-Operates 3600 outlets some of which operate 24 hours every day to meet the needs of different clients

-Has a highly skilled workforce that meets the needs of the clients

-It does not have a solid world wide experience lie its close competitors like McDonalds

-It does not have distinctive differentiae of services they are therefore easy for the competitors to emulate (Scrudato, 2015).




-The favorable internal environment is an opportunity for expansion and establishing mergers

-The increasing use of technology in the food industry for making orders and getting clients feedback is an opportunity to improve its services

-The increasing consciousness of people about their health is a threat for a fast food restaurant like Tim Hortons (Scrudato, 2015).

-there is an intense competition from the close rivals as well and the entrance of new restaurants in the market

-Some people are also investing in stylish coffee making home machines and it reduces the need to take coffee from the restaurant


In conclusion, Tim Hortons remains the largest fasts food restaurantin Canada. The restaurant enjoys the loyalty of the citizens and aconsistently growing revenue growth. However, the management shouldbe wary of the competitors who are gaining roots in the country andtaking advantage of the growing industry. It should focus on wideningthe gap between it and the other competitors by reaching out to morecustomers and differentiating their services.


Gollom, M.(2014). Tim Hortonss: Why the coffee giant is genuinely beloved byCanadians. CBC News. Retrieved fromhttp://www.cbc.ca/news/business/tim-Hortonss-why-the-coffee-giant-is-genuinely-beloved-by-canadians-1.2748530

NDP Group.(2014). Canadian chain restaurant industry review. GE CapitalFranchise Finance. Retrieved fromhttp://www.restaurantinvest.ca/site/restaurant_invest/assets/pdf/2014__canadian_chain_restaurant_industry_review.pdf

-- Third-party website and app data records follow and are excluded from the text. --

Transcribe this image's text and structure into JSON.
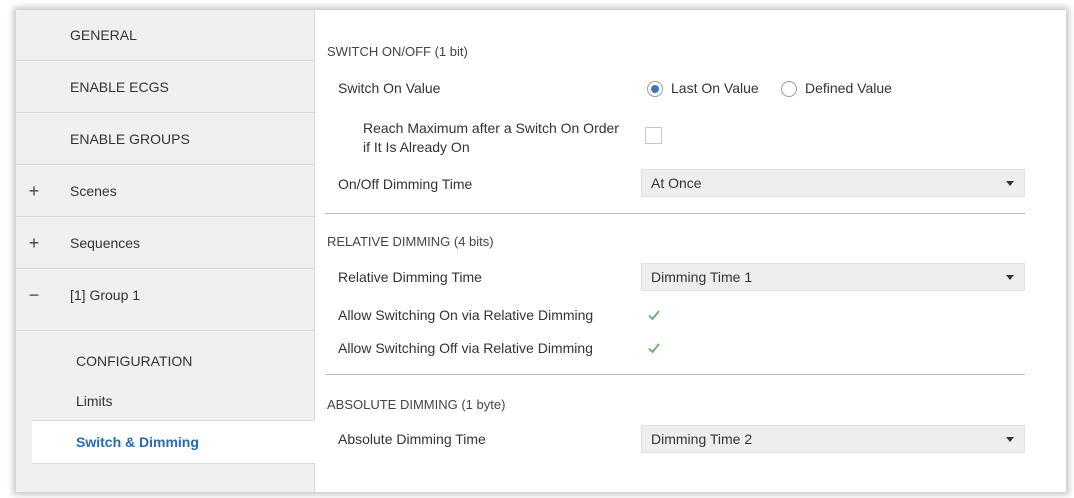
{
  "sidebar": {
    "items": [
      {
        "label": "GENERAL",
        "expander": ""
      },
      {
        "label": "ENABLE ECGS",
        "expander": ""
      },
      {
        "label": "ENABLE GROUPS",
        "expander": ""
      },
      {
        "label": "Scenes",
        "expander": "+"
      },
      {
        "label": "Sequences",
        "expander": "+"
      },
      {
        "label": "[1] Group 1",
        "expander": "−"
      }
    ],
    "subitems": [
      {
        "label": "CONFIGURATION"
      },
      {
        "label": "Limits"
      },
      {
        "label": "Switch & Dimming",
        "selected": true
      }
    ]
  },
  "main": {
    "switch_section": {
      "title": "SWITCH ON/OFF (1 bit)",
      "switch_on_value": {
        "label": "Switch On Value",
        "options": [
          "Last On Value",
          "Defined Value"
        ],
        "selected": "Last On Value"
      },
      "reach_max": {
        "label_line1": "Reach Maximum after a Switch On Order",
        "label_line2": "if It Is Already On",
        "checked": false
      },
      "onoff_dimming_time": {
        "label": "On/Off Dimming Time",
        "value": "At Once"
      }
    },
    "relative_section": {
      "title": "RELATIVE DIMMING (4 bits)",
      "dimming_time": {
        "label": "Relative Dimming Time",
        "value": "Dimming Time 1"
      },
      "allow_on": {
        "label": "Allow Switching On via Relative Dimming",
        "checked": true
      },
      "allow_off": {
        "label": "Allow Switching Off via Relative Dimming",
        "checked": true
      }
    },
    "absolute_section": {
      "title": "ABSOLUTE DIMMING (1 byte)",
      "dimming_time": {
        "label": "Absolute Dimming Time",
        "value": "Dimming Time 2"
      }
    }
  },
  "colors": {
    "accent": "#2b6aa8",
    "radio_dot": "#3f79b5",
    "check_green": "#6ab06a",
    "sidebar_bg": "#f0f0f0"
  }
}
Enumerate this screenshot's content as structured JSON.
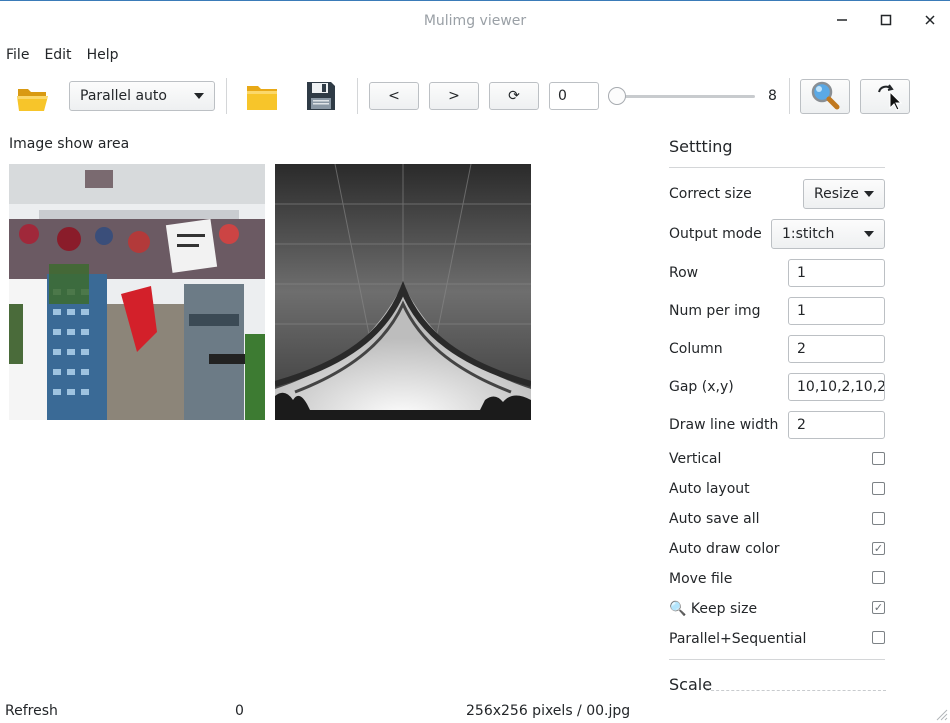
{
  "window": {
    "title": "Mulimg viewer",
    "controls": {
      "minimize": "–",
      "maximize": "□",
      "close": "✕"
    }
  },
  "menu": [
    "File",
    "Edit",
    "Help"
  ],
  "toolbar": {
    "layout_mode": "Parallel auto",
    "prev_label": "<",
    "next_label": ">",
    "refresh_symbol": "⟳",
    "index_value": "0",
    "slider_max": "8",
    "slider_value": 0,
    "icons": [
      "open-folder-icon",
      "folder-icon",
      "save-icon",
      "magnifier-icon",
      "rotate-icon"
    ]
  },
  "image_area": {
    "label": "Image show area",
    "images": [
      "city-street-upside-down",
      "concrete-bridge-underside"
    ]
  },
  "settings": {
    "title": "Settting",
    "correct_size": {
      "label": "Correct size",
      "value": "Resize"
    },
    "output_mode": {
      "label": "Output mode",
      "value": "1:stitch"
    },
    "row": {
      "label": "Row",
      "value": "1"
    },
    "num_per_img": {
      "label": "Num per img",
      "value": "1"
    },
    "column": {
      "label": "Column",
      "value": "2"
    },
    "gap": {
      "label": "Gap (x,y)",
      "value": "10,10,2,10,2"
    },
    "draw_line_width": {
      "label": "Draw line width",
      "value": "2"
    },
    "checks": [
      {
        "label": "Vertical",
        "checked": false
      },
      {
        "label": "Auto layout",
        "checked": false
      },
      {
        "label": "Auto save all",
        "checked": false
      },
      {
        "label": "Auto draw color",
        "checked": true
      },
      {
        "label": "Move file",
        "checked": false
      },
      {
        "label": "Keep size",
        "checked": true
      },
      {
        "label": "Parallel+Sequential",
        "checked": false
      }
    ],
    "keep_size_prefix": "🔍",
    "scale_title": "Scale"
  },
  "status": {
    "left": "Refresh",
    "index": "0",
    "info": "256x256 pixels / 00.jpg"
  },
  "colors": {
    "folder_yellow": "#f7c52a",
    "save_blue": "#2c3e50",
    "accent": "#3a7bb8"
  }
}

Scrudato, R.(2015). Restaurant Brands International: A SWOT analysis. ValueLine. Retrieved fromhttp://www.valueline.com/Stocks/Highlights/Restaurant_Brands_International__A_Short_SWOT_Analysis.aspx#.VuG8yUCTbMx

Strauss, M.(2015). Cost-cutting strategy: A boost for Tim Hortons. The GlobalMail. Retrieved fromhttp://www.theglobeandmail.com/report-on-business/combined-tim-hortons-burger-king-results-miss-analyst-estimates/article24135140/